  • In parallel, bring out the dialogues, debates, and priorities for researching with UCLG, which could form the basis of the next GOLD report.

Chapter 2. State of inequalities

#01 “The Urban Dimensions of Inequality and Equality”, by Christopher Yap, Caren Levy and Camila Cociña
#07 "The State of inequalities in Sub-Saharan African and Asian cities", by Wilbard J. Kombe, Neethi P., Keerthana Jagadeesh and Athira Raj
#13 “The Differential Economic Geography of Regional and Urban Growth and Prosperity in Industrialised Countries”, by Philip McCann
#20 "Urban violence and cities of peace", by Antonio Zurita

Chapter 3. Governance and pathways to urban and territorial equality

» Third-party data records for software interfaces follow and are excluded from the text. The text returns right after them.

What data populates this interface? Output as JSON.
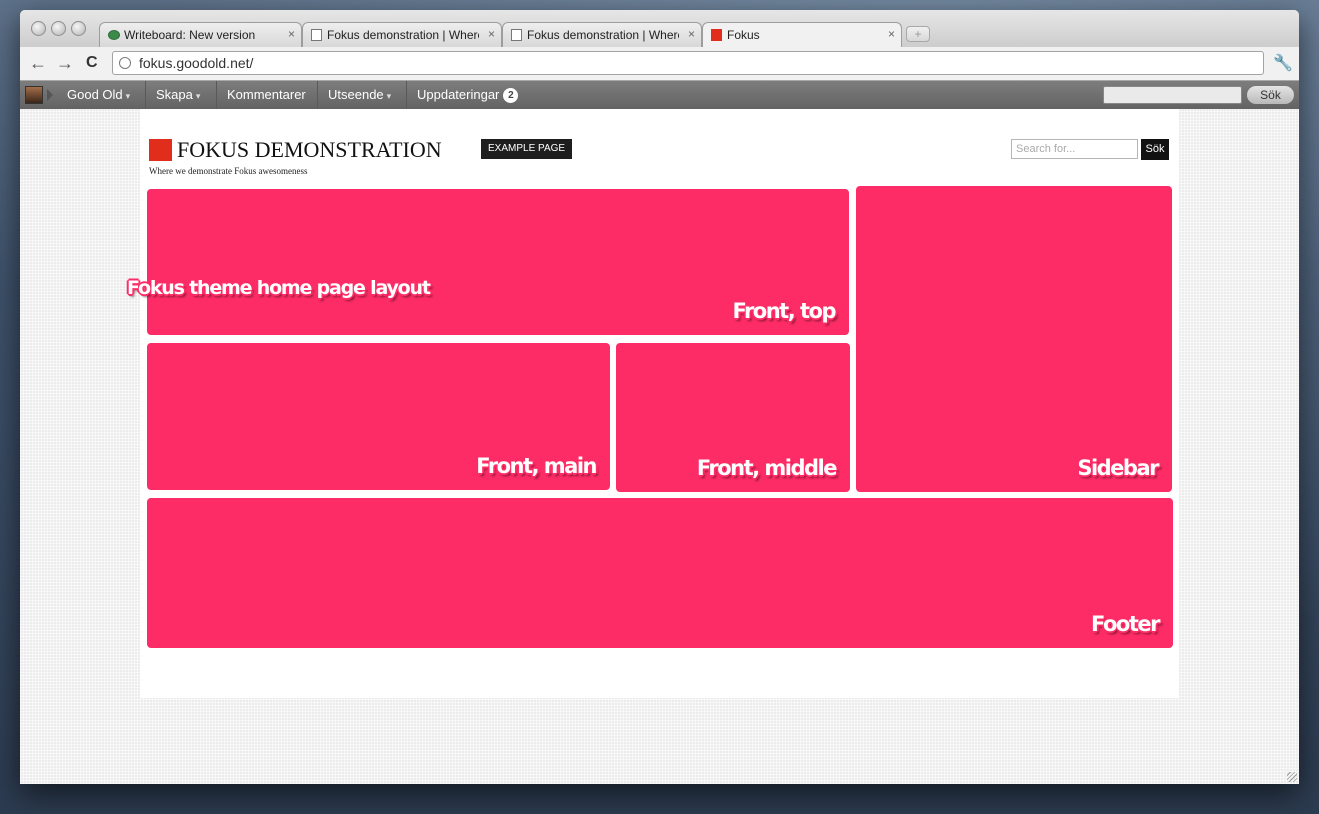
{
  "browser": {
    "tabs": [
      {
        "title": "Writeboard: New version",
        "icon": "writeboard-icon",
        "active": false
      },
      {
        "title": "Fokus demonstration | Where we demonstrate Fokus awesomeness",
        "icon": "document-icon",
        "active": false
      },
      {
        "title": "Fokus demonstration | Where we demonstrate Fokus awesomeness",
        "icon": "document-icon",
        "active": false
      },
      {
        "title": "Fokus",
        "icon": "fokus-icon",
        "active": true
      }
    ],
    "close_glyph": "×",
    "new_tab_glyph": "+",
    "back_glyph": "←",
    "forward_glyph": "→",
    "reload_glyph": "C",
    "wrench_glyph": "🔧",
    "url": "fokus.goodold.net/"
  },
  "adminbar": {
    "menu": [
      {
        "label": "Good Old",
        "dropdown": true
      },
      {
        "label": "Skapa",
        "dropdown": true
      },
      {
        "label": "Kommentarer",
        "dropdown": false
      },
      {
        "label": "Utseende",
        "dropdown": true
      },
      {
        "label": "Uppdateringar",
        "dropdown": false,
        "badge": "2"
      }
    ],
    "caret": "▾",
    "search_value": "",
    "search_button": "Sök"
  },
  "site": {
    "title": "FOKUS DEMONSTRATION",
    "nav_page": "EXAMPLE PAGE",
    "tagline": "Where we demonstrate Fokus awesomeness",
    "search_placeholder": "Search for...",
    "search_button": "Sök"
  },
  "annotation": "Fokus theme home page layout",
  "regions": {
    "front_top": "Front, top",
    "front_main": "Front, main",
    "front_middle": "Front, middle",
    "sidebar": "Sidebar",
    "footer": "Footer"
  },
  "colors": {
    "region": "#fe2c66",
    "logo": "#e02d1c",
    "adminbar": "#6e6e6e"
  }
}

#19 "Investing at Scale: EU Regional and Urban Policy", by Philip McCann

Chapter 4. Commoning pathway

#02 “Enabling access to quality local public services for all: a precondition to beat inequality”, by Daria Cibrario (PSI) and Vera Weghmann (Greenwich University)
#14 “Defining and discussing the notion of commoning”, by Alessio Kolioulis (The Bartlett Development Planning Unit, University College London)
#15 'Housing systems and urban and territorial inequalities - bottom-up pathways to more equality-drive housing systems', by Eduard Cabré and Sophia Torres
#22 "Upgrading basic service provision in informal settlements: city led, community led and commoning", by David Satterthwaite and Alexandre Apsan Frediani

Chapter 5. Caring pathway

#03 “Socio-spatial inequality and local educational action in the construction of caring cities”, by Xavier Bonal, Yayo Herrero, Marina Canals, Mª Ángeles Cabeza and Aina Masgoret (AICE)
#08 "Disability, Care and the City", by Julian Walker
#16 “Cities can care for people and enable them to care for others, making urban health possible”, by Francisco Obando and Michael Keith (PEAK Urban Programme, School of Anthropology, University of Oxford)
#17 “'Sanctuary Cities' How Do Cities Care for NewcomersAn Overview of Inclusive Local Responses to Migration”, by Alia Fakhry (German Council on Foreign Relations)

Chapter 6. Connecting pathway

#09 “Inequalities in Everyday Urban Mobility”, by Tim Schwanen
#21 "Redefining Connectivity. Implications for Local and Regional Governments", by Esteve Almirall

Chapter 7. Re-naturing pathway

#10 "Sustainable Energy Access in Urban Areas", by Modesta Tochi Alozie, Vanesa Castán Broto, Patty Romero-Lankao, Pedro Henrique Campello Torres and Matteo Muratori

Chapter 8. Prospering pathway

#04 “Space-Blind and Place-Based Policy: Initiatives for Fostering Innovation and Growth”, by Philip McCann
#05 “The Urban Informal Economy: Achieving Prospering and Territorial Equality”, by Caroline Skinner and Marty Chen (WIEGO)
#11 "Conceptualising and measuring prosperity", by Henrietta L. Moore and Saffron Woodcraft

Chapter 9. Democratizing pathway

#06 “The right to participate in urban cultural life: from inequalities to equity”, by Nicolás Barbieri
#12 “Democratising pathways for equality in Latin America”, by Catalina Ortiz
#18 “Democracy in cities and territories”, by Laura Roth (Universitat Jaume I)